Whether offering a shady spot to relax on a hot summer’s day, adding a pop of color to the yard or sheltering a patio from being buffeted by wind, trees are an integral part of landscaping.
But before homeowners weigh those considerations, they should first test the soil in their yard, said Scott Kiel, All Seasons Garden Center landscape designer.
“The best thing they can do before they plant a tree is to get a soil sample, so they know what is down there, so they can get the right tree in the right place,” Kiel said. For example, many customers want to plant maple trees in their yards, but aren’t aware that maple trees need iron, and if they don’t have it in their soil the maple tree’s leaves will yellow in summer.
“To maintain the greenness, they need to put down iron,” he said.
Once homeowners know a yard’s soil type, they can make decisions about whether they’re seeking shade trees, ones that will decorate the landscape or trees to serve as windbreaks, landscape designers say.
For example, if adding decorative features to the yard is the most important role a tree will play in a customer’s landscaping, Sarah Krogfoss, landscape designer at Tim Shea’s Nursery and Landscaping, recommends they plant an ornamental flowering tree, such as a Spring Snow Flowering crabapple tree, which produces white, showy flowers in the spring, but doesn’t produce fruit that falls and creates a mess in the yard.
The crabapple tree is a good choice for a front yard because, besides being ornamental, it doesn’t grow larger than 25 feet high and from 15 to 18 feet wide, Krogfross said.
Another option that provides color is Pink Spires Flowering Crabapple, Kiel said. The crabapple variety has fragrant pink blossoms with lavender overtones, and it produces clusters of only one or two pea-sized fruit.
Besides color considerations, another factor Kiel suggests customers think about is whether they want a tree to provide shade.
If that’s the determining factor, hackberry, linden and Ohio buckeye trees are good choices, Kiel said. Conifers also are an option.
“Evergreens, you’ve got color year-round,” Kiel said. Besides traditional evergreens, there are other types such as white weeping spruce, which grows to 12 feet high and is only 3 to 4 feet wide, and can be tucked into the corner of a house.
The amount of space the tree will take up in the yard is another thing Kiel and Krogfoss suggest homeowners consider.
“Most of your trees, if you’re planting them in the yard, you want them to be about 30 feet apart so they will maintain their shape,” Kiel said. Crowding the trees will result in them growing into a tall, narrow shape, rather than branching out into a round shape, he noted.
If wind protection is a consideration, homeowners should be aware that conifer trees offer more than some deciduous trees do, Krogfoss said.
“If you have wind in the yard, and want to be able to sit on the patio, evergreens are a better choice,” she said. Homeowners should keep in mind, though, that evergreen trees drop needles that are acidic and can damage grass. Mulch spread around the base of the evergreens will cover up the bare spots, Krogfoss noted.

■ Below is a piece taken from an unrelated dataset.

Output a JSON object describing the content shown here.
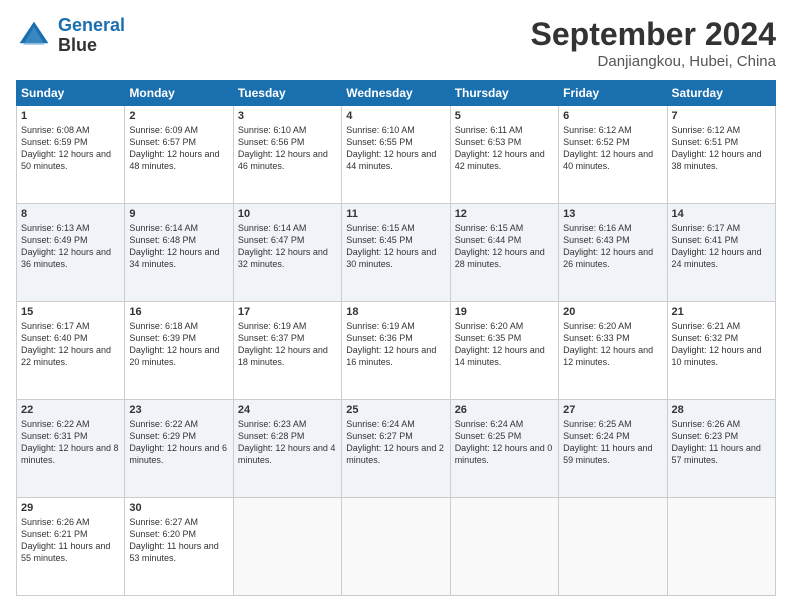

Spreading mulch that is 2 inches thick around a 2-foot-wide circumference of the tree is a good idea when planting any type of tree; doing so will reduce the possibility of nicking the tree during mowing, Kiel said. The mulch should be spread up to the base of the tree, but not touching it.
Trees aren’t fussy about being planted at a certain time of year, Krogfoss said
“Anytime is a good time to plant. Spring is great. Fall is great. You can plant in the summer, too,” she said.